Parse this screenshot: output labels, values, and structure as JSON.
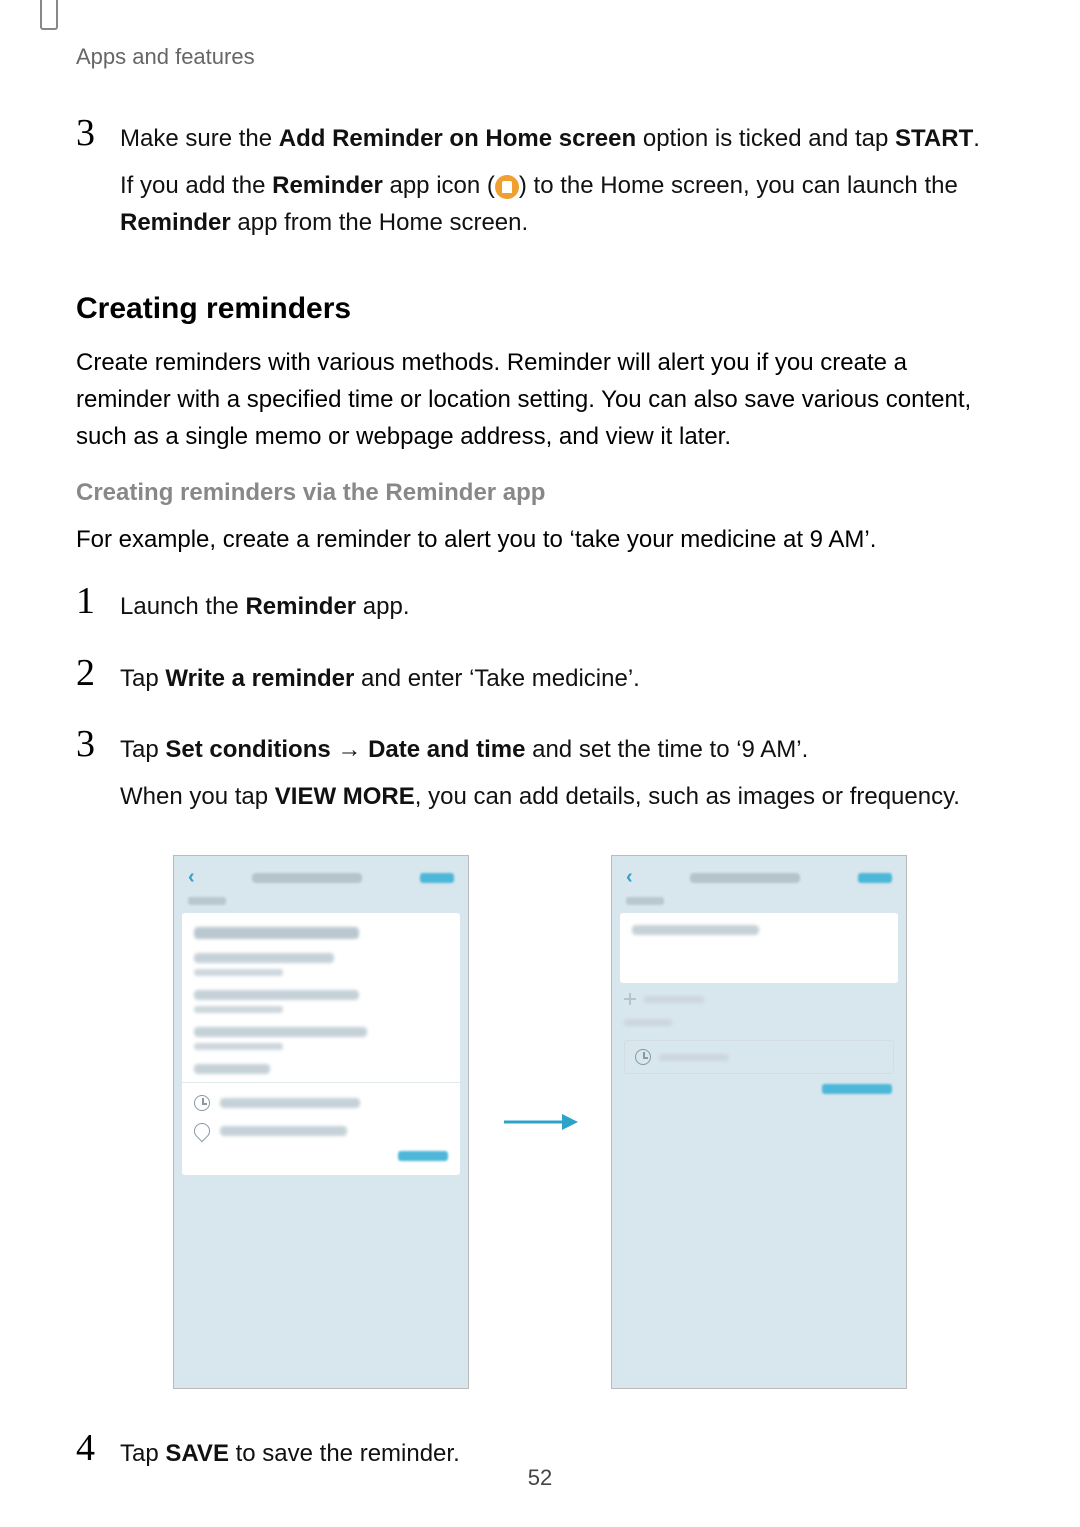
{
  "header": {
    "section": "Apps and features"
  },
  "step3a": {
    "num": "3",
    "line1_pre": "Make sure the ",
    "line1_bold1": "Add Reminder on Home screen",
    "line1_mid": " option is ticked and tap ",
    "line1_bold2": "START",
    "line1_end": ".",
    "line2_pre": "If you add the ",
    "line2_bold1": "Reminder",
    "line2_mid1": " app icon (",
    "line2_mid2": ") to the Home screen, you can launch the ",
    "line2_bold2": "Reminder",
    "line2_end": " app from the Home screen."
  },
  "h2": "Creating reminders",
  "para1": "Create reminders with various methods. Reminder will alert you if you create a reminder with a specified time or location setting. You can also save various content, such as a single memo or webpage address, and view it later.",
  "h3": "Creating reminders via the Reminder app",
  "para2": "For example, create a reminder to alert you to ‘take your medicine at 9 AM’.",
  "steps": {
    "s1": {
      "num": "1",
      "pre": "Launch the ",
      "bold": "Reminder",
      "end": " app."
    },
    "s2": {
      "num": "2",
      "pre": "Tap ",
      "bold": "Write a reminder",
      "end": " and enter ‘Take medicine’."
    },
    "s3": {
      "num": "3",
      "l1_pre": "Tap ",
      "l1_b1": "Set conditions",
      "l1_arrow": " → ",
      "l1_b2": "Date and time",
      "l1_end": " and set the time to ‘9 AM’.",
      "l2_pre": "When you tap ",
      "l2_b": "VIEW MORE",
      "l2_end": ", you can add details, such as images or frequency."
    },
    "s4": {
      "num": "4",
      "pre": "Tap ",
      "bold": "SAVE",
      "end": " to save the reminder."
    }
  },
  "pageNumber": "52"
}
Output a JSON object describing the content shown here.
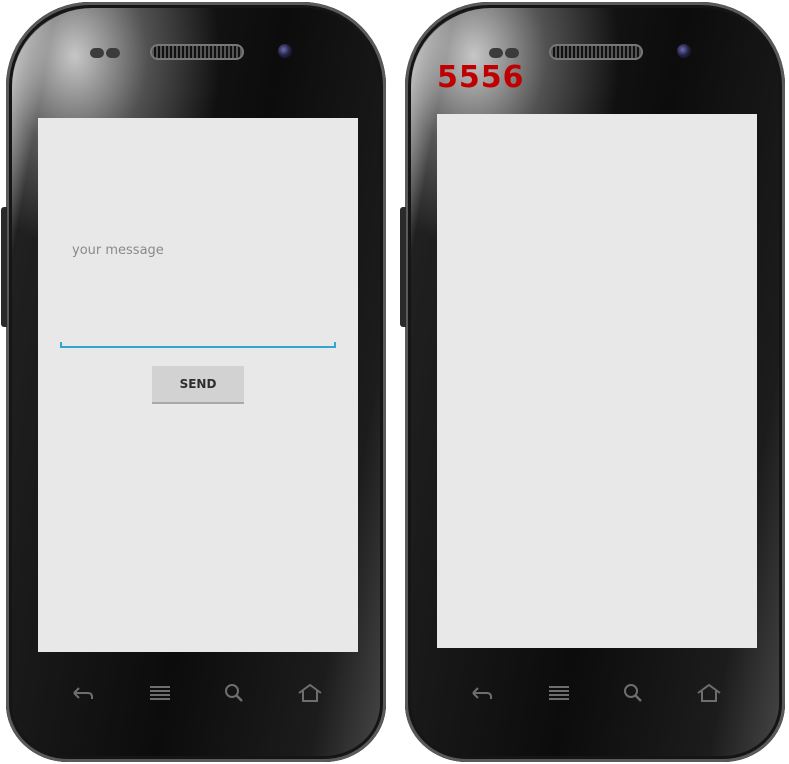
{
  "left_phone": {
    "screen": {
      "message_label": "your message",
      "message_input": {
        "value": "",
        "placeholder": ""
      },
      "send_button_label": "SEND"
    },
    "nav_icons": [
      "back-icon",
      "menu-icon",
      "search-icon",
      "home-icon"
    ]
  },
  "right_phone": {
    "emulator_label": "5556",
    "nav_icons": [
      "back-icon",
      "menu-icon",
      "search-icon",
      "home-icon"
    ]
  },
  "colors": {
    "screen_bg": "#e8e8e8",
    "input_underline": "#33a6cf",
    "emulator_label": "#c00000",
    "button_bg": "#d2d2d2"
  }
}
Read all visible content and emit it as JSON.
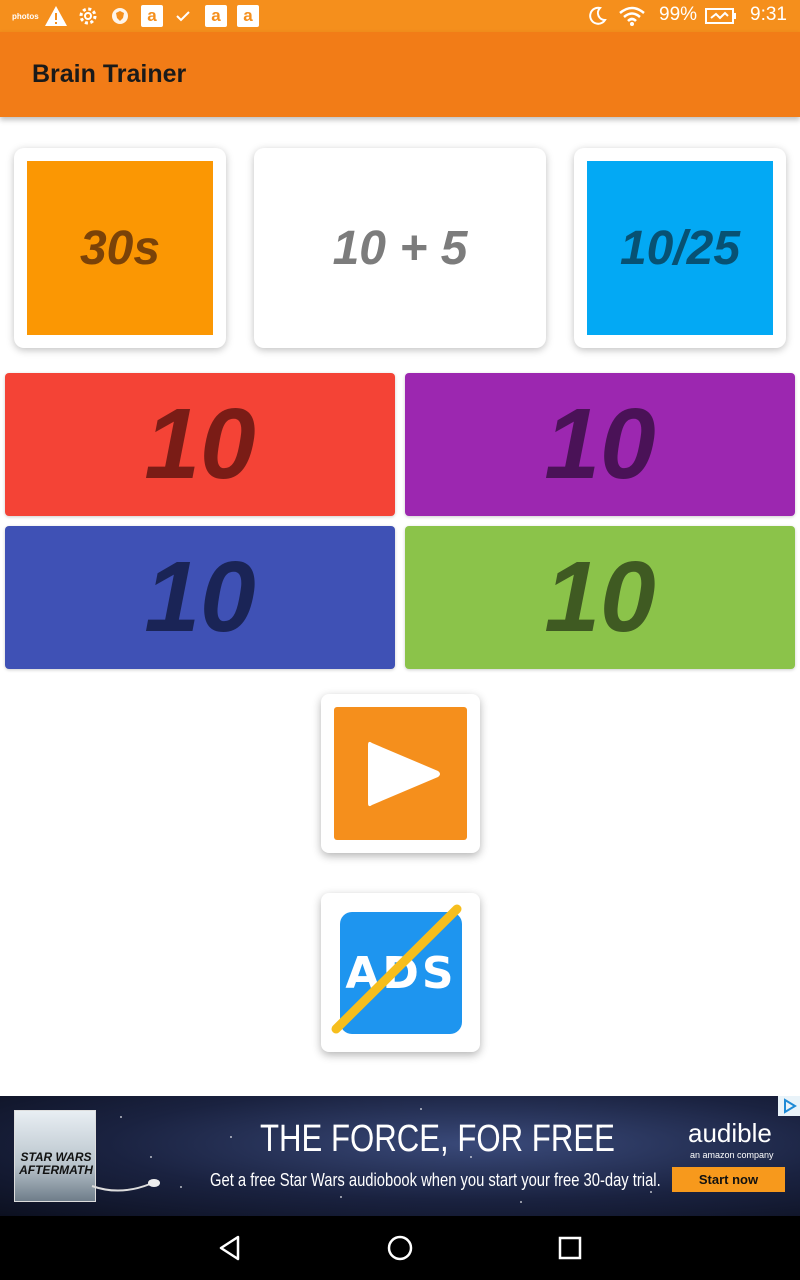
{
  "status_bar": {
    "battery": "99%",
    "time": "9:31",
    "notif_photos": "photos"
  },
  "app": {
    "title": "Brain Trainer"
  },
  "game": {
    "timer": "30s",
    "question": "10 + 5",
    "score": "10/25",
    "answers": [
      {
        "value": "10",
        "bg": "#f44336",
        "fg": "#7a1c16"
      },
      {
        "value": "10",
        "bg": "#9c27b0",
        "fg": "#4a1257"
      },
      {
        "value": "10",
        "bg": "#3f51b5",
        "fg": "#1a2456"
      },
      {
        "value": "10",
        "bg": "#8bc34a",
        "fg": "#3f5a22"
      }
    ]
  },
  "buttons": {
    "play_icon": "play-icon",
    "ads_label": "ADS"
  },
  "ad": {
    "book_title": "STAR WARS AFTERMATH",
    "headline": "THE FORCE, FOR FREE",
    "subline": "Get a free Star Wars audiobook when you start your free 30-day trial.",
    "brand": "audible",
    "brand_sub": "an amazon company",
    "cta": "Start now"
  },
  "colors": {
    "primary": "#f27c17",
    "status": "#f58f1c"
  }
}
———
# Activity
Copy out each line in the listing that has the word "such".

# Result
  "para1": "Create reminders with various methods. Reminder will alert you if you create a reminder with a specified time or location setting. You can also save various content, such as a single memo or webpage address, and view it later.",
      "l2_end": ", you can add details, such as images or frequency."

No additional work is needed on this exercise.